Today is National Native HIV/AIDS Awareness Day and the theme is “Unity in CommUnity, Stand Strong to Prevent HIV.”
National Native HIV/AIDS Awareness Day (NNHAAD) is a national mobilization effort designed to encourage Natives (American Indians, Alaska Natives and Native Hawaiians) across the United States and Territorial Areas to get educated, get tested, get involved in prevention and get treated for HIV and AIDS.
Today is also the first day of spring, known as the vernal equinox, a day of sunlight and starlight in equal measure. For many indigenous cultures, the cycle of life is defined by the changing of seasons and spring is considered a time of profound change, of new beginnings and birth. The cycle of life, the four directions, and the change of seasons reminds us that everyone and everything is connected.
At the National AIDS Memorial Grove in Golden Gate Park, this weekend marked the first Community Volunteer Workday when more than 100 volunteers gathered in a spirit of healing, hope, and remembrance. In an inspirational moment at the start of the workday, I spoke about the coming change of seasons and implored our volunteers to think about the ways that we are connected to each other, as a community, and to other communities fighting for social and environmental justice.
In the aftermath of “Standing Rock’s Last Stand,” I call on us all to think about the interconnected nature of social and environmental justice issues, activism, and mobilization.
What do Water Protectors have in common with AIDS activists?

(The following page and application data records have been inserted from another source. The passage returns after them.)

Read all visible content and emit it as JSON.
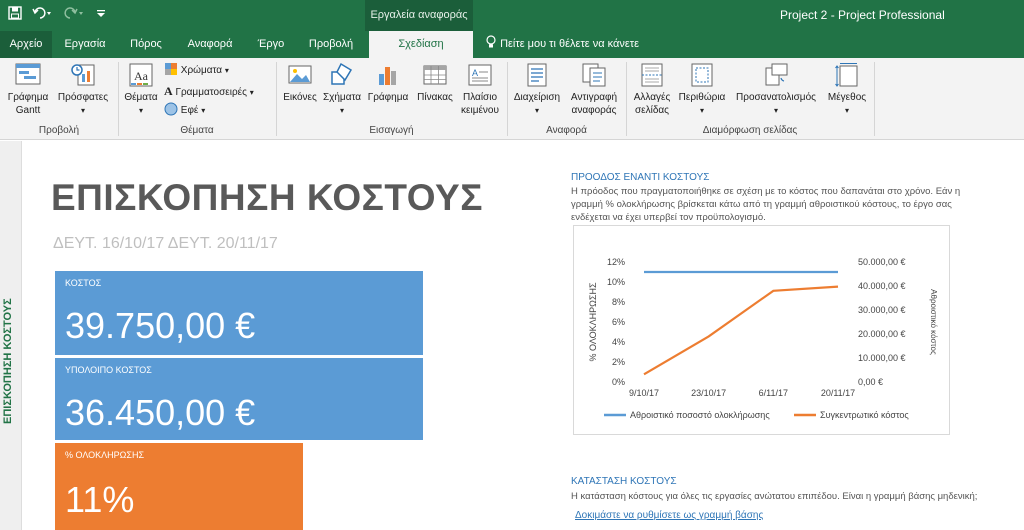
{
  "window": {
    "title": "Project 2  -  Project Professional",
    "context_tab": "Εργαλεία αναφοράς"
  },
  "tabs": [
    {
      "label": "Αρχείο"
    },
    {
      "label": "Εργασία"
    },
    {
      "label": "Πόρος"
    },
    {
      "label": "Αναφορά"
    },
    {
      "label": "Έργο"
    },
    {
      "label": "Προβολή"
    },
    {
      "label": "Σχεδίαση"
    }
  ],
  "tell_me": "Πείτε μου τι θέλετε να κάνετε",
  "ribbon": {
    "gantt_line1": "Γράφημα",
    "gantt_line2": "Gantt",
    "recent": "Πρόσφατες",
    "themes": "Θέματα",
    "colors": "Χρώματα",
    "fonts": "Γραμματοσειρές",
    "effects": "Εφέ",
    "images": "Εικόνες",
    "shapes": "Σχήματα",
    "chart": "Γράφημα",
    "table": "Πίνακας",
    "textbox_line1": "Πλαίσιο",
    "textbox_line2": "κειμένου",
    "manage": "Διαχείριση",
    "copy_line1": "Αντιγραφή",
    "copy_line2": "αναφοράς",
    "breaks_line1": "Αλλαγές",
    "breaks_line2": "σελίδας",
    "margins": "Περιθώρια",
    "orientation": "Προσανατολισμός",
    "size": "Μέγεθος",
    "groups": {
      "view": "Προβολή",
      "themes": "Θέματα",
      "insert": "Εισαγωγή",
      "report": "Αναφορά",
      "page_setup": "Διαμόρφωση σελίδας"
    }
  },
  "sidebar": {
    "label": "ΕΠΙΣΚΟΠΗΣΗ ΚΟΣΤΟΥΣ"
  },
  "report": {
    "title": "ΕΠΙΣΚΟΠΗΣΗ ΚΟΣΤΟΥΣ",
    "dates": "ΔΕΥΤ. 16/10/17  ΔΕΥΤ. 20/11/17",
    "tiles": [
      {
        "label": "ΚΟΣΤΟΣ",
        "value": "39.750,00 €",
        "color": "#5b9bd5"
      },
      {
        "label": "ΥΠΟΛΟΙΠΟ ΚΟΣΤΟΣ",
        "value": "36.450,00 €",
        "color": "#5b9bd5"
      },
      {
        "label": "% ΟΛΟΚΛΗΡΩΣΗΣ",
        "value": "11%",
        "color": "#ed7d31"
      }
    ],
    "progress_section": {
      "title": "ΠΡΟΟΔΟΣ ΕΝΑΝΤΙ ΚΟΣΤΟΥΣ",
      "line1": "Η πρόοδος που πραγματοποιήθηκε σε σχέση με το κόστος που δαπανάται στο χρόνο. Εάν η",
      "line2": "γραμμή % ολοκλήρωσης βρίσκεται κάτω από τη γραμμή αθροιστικού κόστους, το έργο σας",
      "line3": "ενδέχεται να έχει υπερβεί τον προϋπολογισμό."
    },
    "status_section": {
      "title": "ΚΑΤΑΣΤΑΣΗ ΚΟΣΤΟΥΣ",
      "text": "Η κατάσταση κόστους για όλες τις εργασίες ανώτατου επιπέδου. Είναι η γραμμή βάσης μηδενική;",
      "link": "Δοκιμάστε να ρυθμίσετε ως γραμμή βάσης"
    }
  },
  "chart_data": {
    "type": "line",
    "categories": [
      "9/10/17",
      "23/10/17",
      "6/11/17",
      "20/11/17"
    ],
    "ylabel": "% ΟΛΟΚΛΗΡΩΣΗΣ",
    "y2label": "Αθροιστικό κόστος",
    "y_ticks": [
      "0%",
      "2%",
      "4%",
      "6%",
      "8%",
      "10%",
      "12%"
    ],
    "y2_ticks": [
      "0,00 €",
      "10.000,00 €",
      "20.000,00 €",
      "30.000,00 €",
      "40.000,00 €",
      "50.000,00 €"
    ],
    "ylim": [
      0,
      12
    ],
    "y2lim": [
      0,
      50000
    ],
    "legend_position": "bottom",
    "series": [
      {
        "name": "Αθροιστικό ποσοστό ολοκλήρωσης",
        "axis": "left",
        "color": "#5b9bd5",
        "values": [
          11,
          11,
          11,
          11
        ]
      },
      {
        "name": "Συγκεντρωτικό κόστος",
        "axis": "right",
        "color": "#ed7d31",
        "values": [
          3200,
          19000,
          38000,
          39750
        ]
      }
    ]
  }
}
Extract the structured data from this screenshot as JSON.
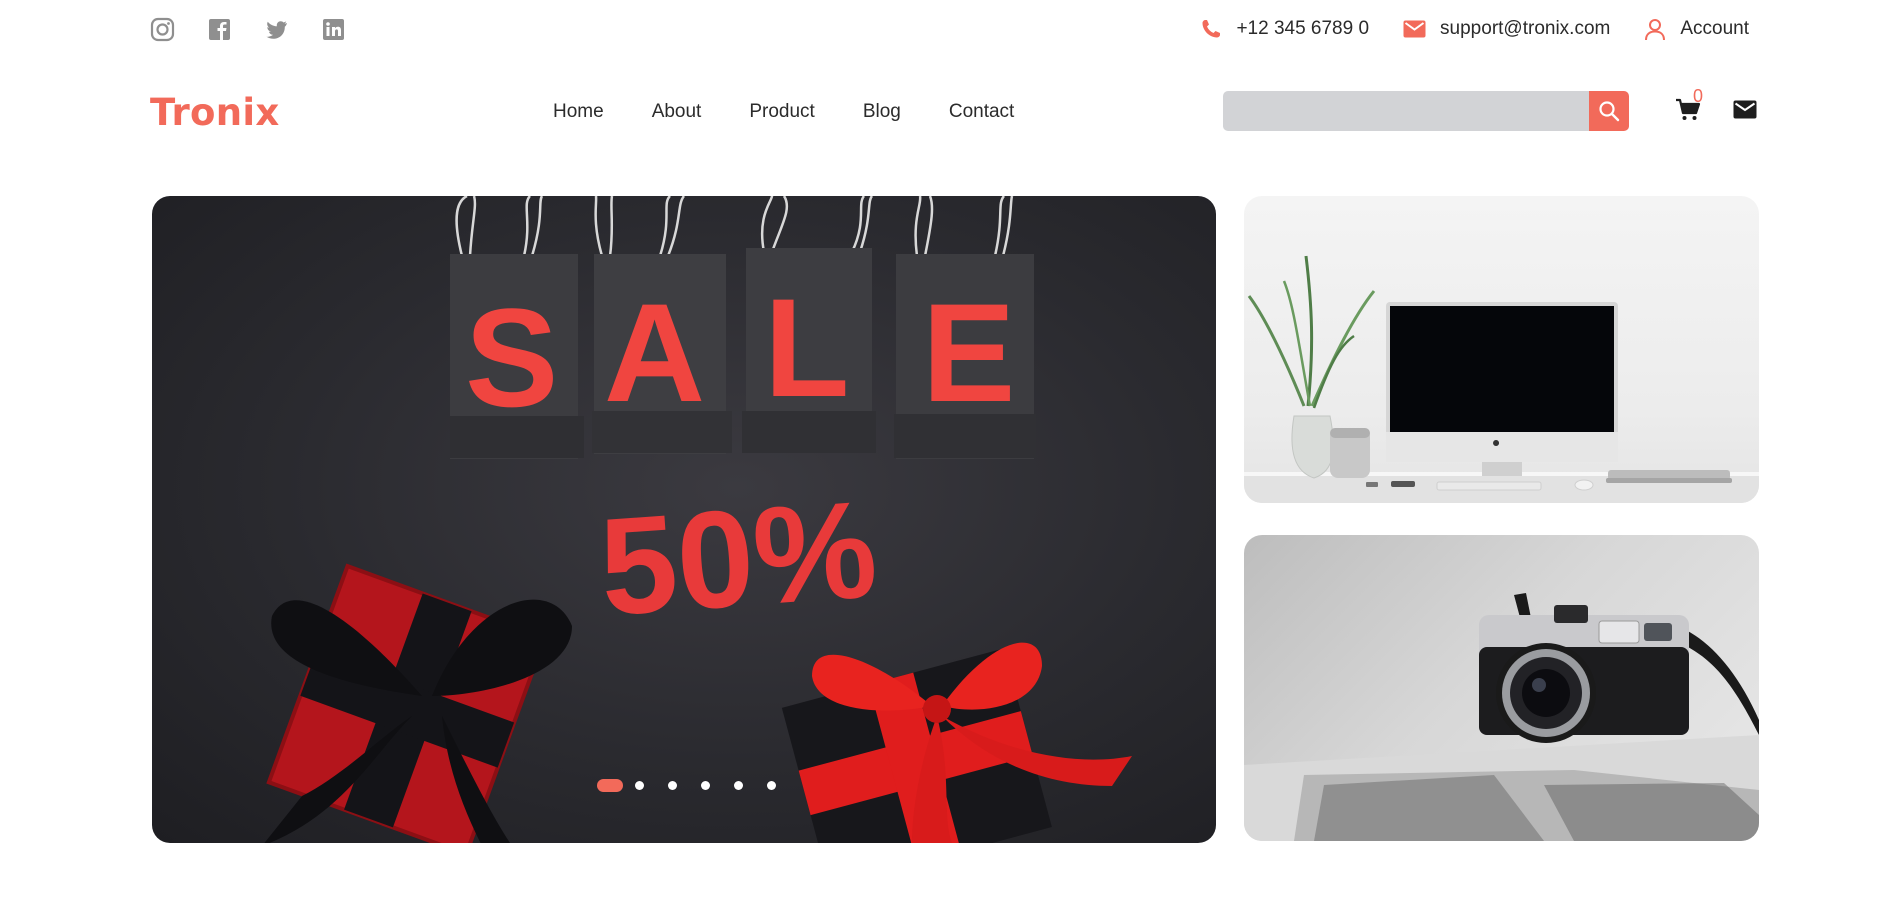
{
  "topbar": {
    "socials": [
      {
        "icon": "instagram-icon"
      },
      {
        "icon": "facebook-icon"
      },
      {
        "icon": "twitter-icon"
      },
      {
        "icon": "linkedin-icon"
      }
    ],
    "phone": "+12 345 6789 0",
    "email": "support@tronix.com",
    "account": "Account"
  },
  "header": {
    "logo": "Tronix",
    "nav": [
      "Home",
      "About",
      "Product",
      "Blog",
      "Contact"
    ],
    "search_placeholder": "",
    "cart_count": "0"
  },
  "hero": {
    "sale_letters": [
      "S",
      "A",
      "L",
      "E"
    ],
    "discount": "50%",
    "slides": 6,
    "active_slide": 1
  },
  "colors": {
    "accent": "#f26a5a",
    "text": "#2b2b2b",
    "icon_grey": "#8f8f8f",
    "search_bg": "#d2d3d6"
  }
}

How are the banks of the Missouri River sacred in the same manner that the memorial space in Golden Gate Park is sacred—can you imagine a pipeline cutting through the sanctity of the Grove? How can we stand together in solidarity?

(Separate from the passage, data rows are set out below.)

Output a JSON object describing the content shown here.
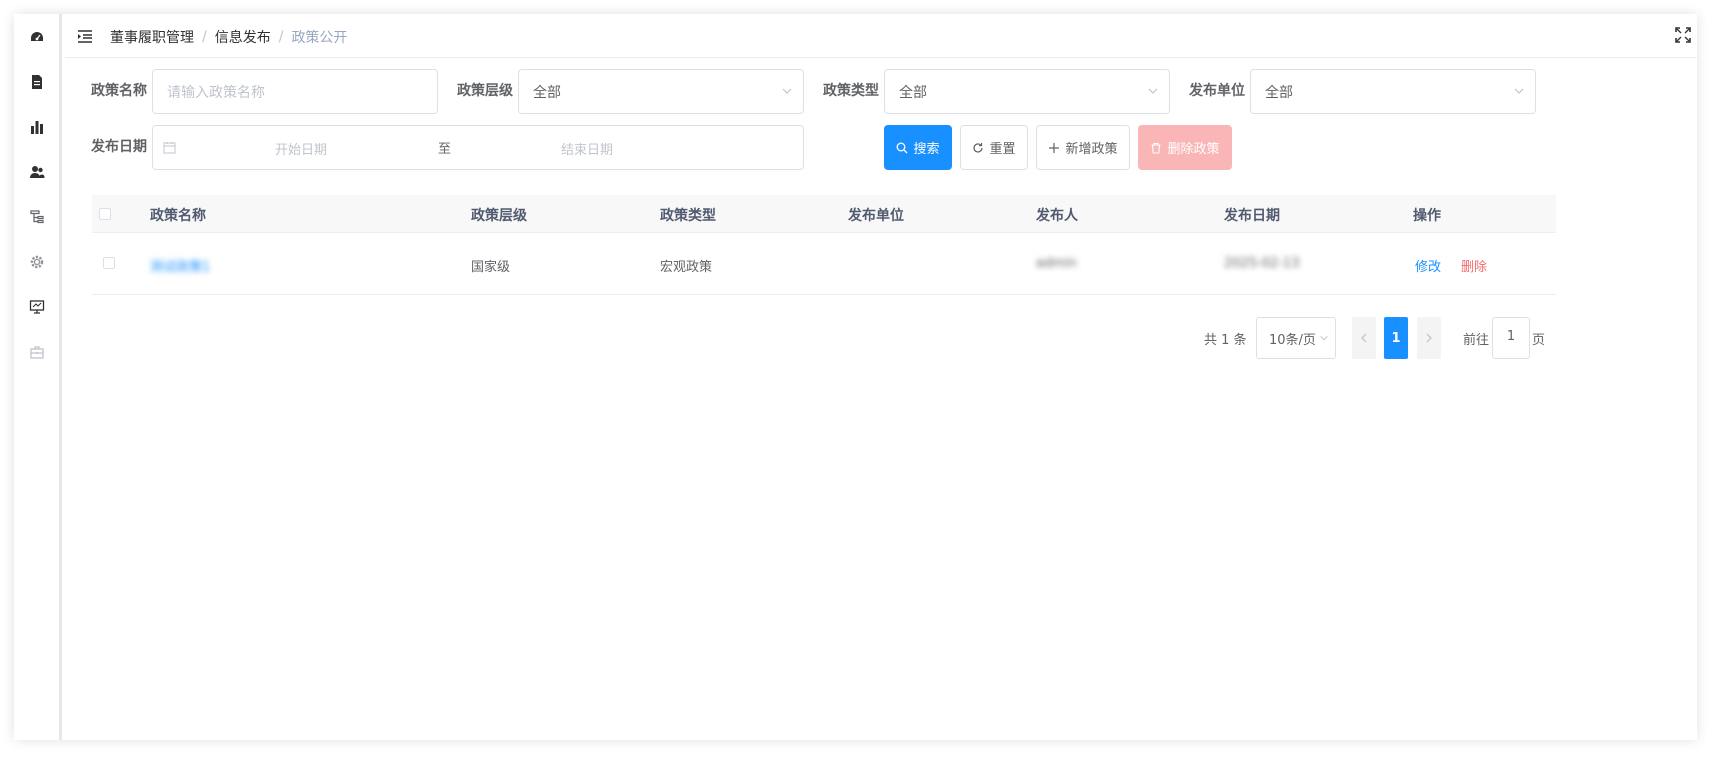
{
  "sidebar": {
    "icons": [
      "dashboard-icon",
      "document-icon",
      "bar-chart-icon",
      "users-icon",
      "tree-icon",
      "gear-icon",
      "monitor-icon",
      "toolbox-icon"
    ]
  },
  "navbar": {
    "breadcrumb": [
      "董事履职管理",
      "信息发布",
      "政策公开"
    ],
    "separator": "/"
  },
  "filters": {
    "policy_name": {
      "label": "政策名称",
      "placeholder": "请输入政策名称"
    },
    "policy_level": {
      "label": "政策层级",
      "value": "全部"
    },
    "policy_type": {
      "label": "政策类型",
      "value": "全部"
    },
    "publish_unit": {
      "label": "发布单位",
      "value": "全部"
    },
    "publish_date": {
      "label": "发布日期",
      "start_placeholder": "开始日期",
      "separator": "至",
      "end_placeholder": "结束日期"
    }
  },
  "actions": {
    "search": "搜索",
    "reset": "重置",
    "add": "新增政策",
    "delete": "删除政策"
  },
  "table": {
    "columns": [
      "政策名称",
      "政策层级",
      "政策类型",
      "发布单位",
      "发布人",
      "发布日期",
      "操作"
    ],
    "rows": [
      {
        "name": "测试政策1",
        "level": "国家级",
        "type": "宏观政策",
        "unit": "",
        "publisher": "admin",
        "date": "2025-02-13",
        "edit": "修改",
        "remove": "删除"
      }
    ]
  },
  "pagination": {
    "total": "共 1 条",
    "page_size": "10条/页",
    "current_page": "1",
    "goto_label": "前往",
    "goto_value": "1",
    "page_suffix": "页"
  },
  "colors": {
    "primary": "#1890ff",
    "danger_disabled": "#fab6b6",
    "danger_text": "#f56c6c",
    "breadcrumb_last": "#97a8be"
  }
}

Another cultural approach that I share from my indigenous heritage is the concept of “Talking Circles” – gatherings of people in a circle to share ideas, bring voice to diverse perspectives, and promote listening and understanding. At the Grove, our workdays include “Circle Time” as a special moment to gather in the Circle of Friends to share words of wisdom and healing, thank our supporters, and call on the names of our ancestors and relatives.

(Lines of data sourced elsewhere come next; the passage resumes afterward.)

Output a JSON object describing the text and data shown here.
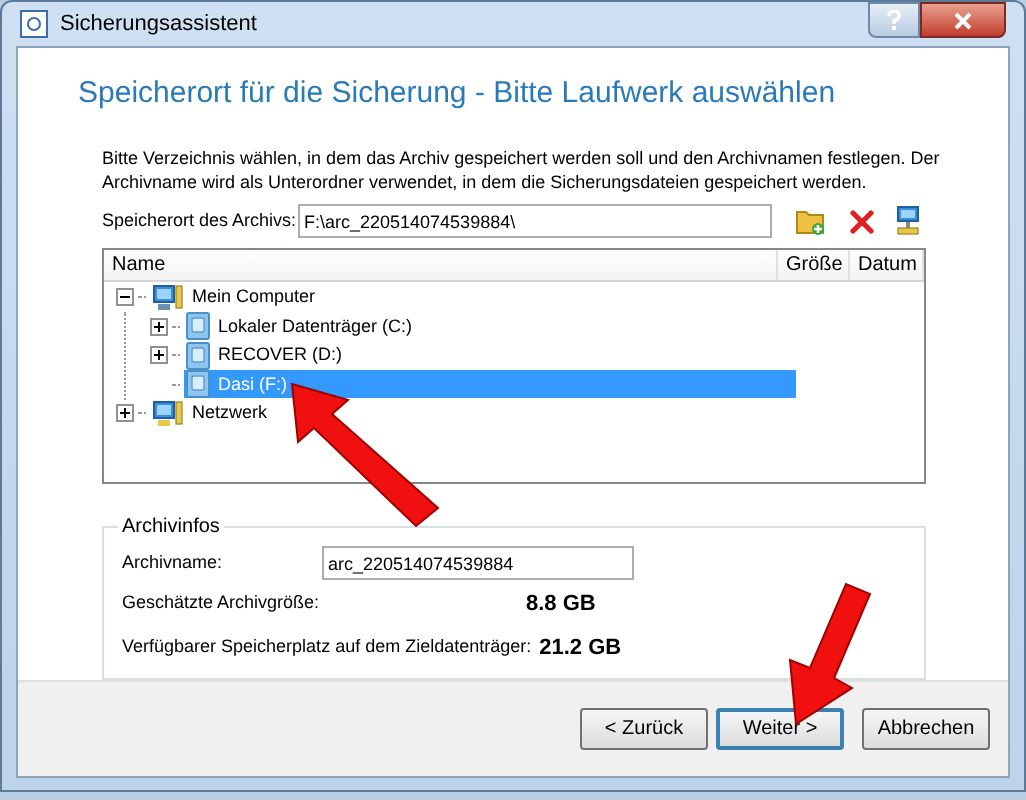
{
  "window": {
    "title": "Sicherungsassistent"
  },
  "heading": "Speicherort für die Sicherung - Bitte Laufwerk auswählen",
  "description": "Bitte Verzeichnis wählen, in dem das Archiv gespeichert werden soll und den Archivnamen festlegen. Der Archivname wird als Unterordner verwendet, in dem die Sicherungsdateien gespeichert werden.",
  "location": {
    "label": "Speicherort des Archivs:",
    "value": "F:\\arc_220514074539884\\"
  },
  "tree": {
    "columns": [
      "Name",
      "Größe",
      "Datum"
    ],
    "items": [
      {
        "kind": "computer",
        "label": "Mein Computer",
        "expanded": true,
        "selected": false,
        "children": [
          {
            "kind": "drive",
            "label": "Lokaler Datenträger (C:)",
            "expanded": false,
            "selected": false
          },
          {
            "kind": "drive",
            "label": "RECOVER (D:)",
            "expanded": false,
            "selected": false
          },
          {
            "kind": "drive",
            "label": "Dasi (F:)",
            "selected": true
          }
        ]
      },
      {
        "kind": "network",
        "label": "Netzwerk",
        "expanded": false,
        "selected": false
      }
    ]
  },
  "archive_info": {
    "title": "Archivinfos",
    "name_label": "Archivname:",
    "name_value": "arc_220514074539884",
    "rows": [
      {
        "label": "Geschätzte Archivgröße:",
        "value": "8.8 GB"
      },
      {
        "label": "Verfügbarer Speicherplatz auf dem Zieldatenträger:",
        "value": "21.2 GB"
      }
    ]
  },
  "buttons": [
    {
      "label": "< Zurück",
      "selected": false
    },
    {
      "label": "Weiter >",
      "selected": true
    },
    {
      "label": "Abbrechen",
      "selected": false
    }
  ]
}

Clearly, AIDS activists and Water Protectors have much in common and I firmly believe that we can learn from one another. Resistance and resilience are shared traits and the health of our communities is fundamentally linked. In the spirit of a new season, I implore us all to come together, seek Unity in CommUnity, and to promote social and environmental justice for all our relations.
–Adam Bad Wound
Adam Bad Wound is director of development at the National AIDS Memorial Grove. Originally from the Black Hills and Badlands of South Dakota, Adam is an enrolled member of the Oglala Sioux Tribe and National Congress of American Indians.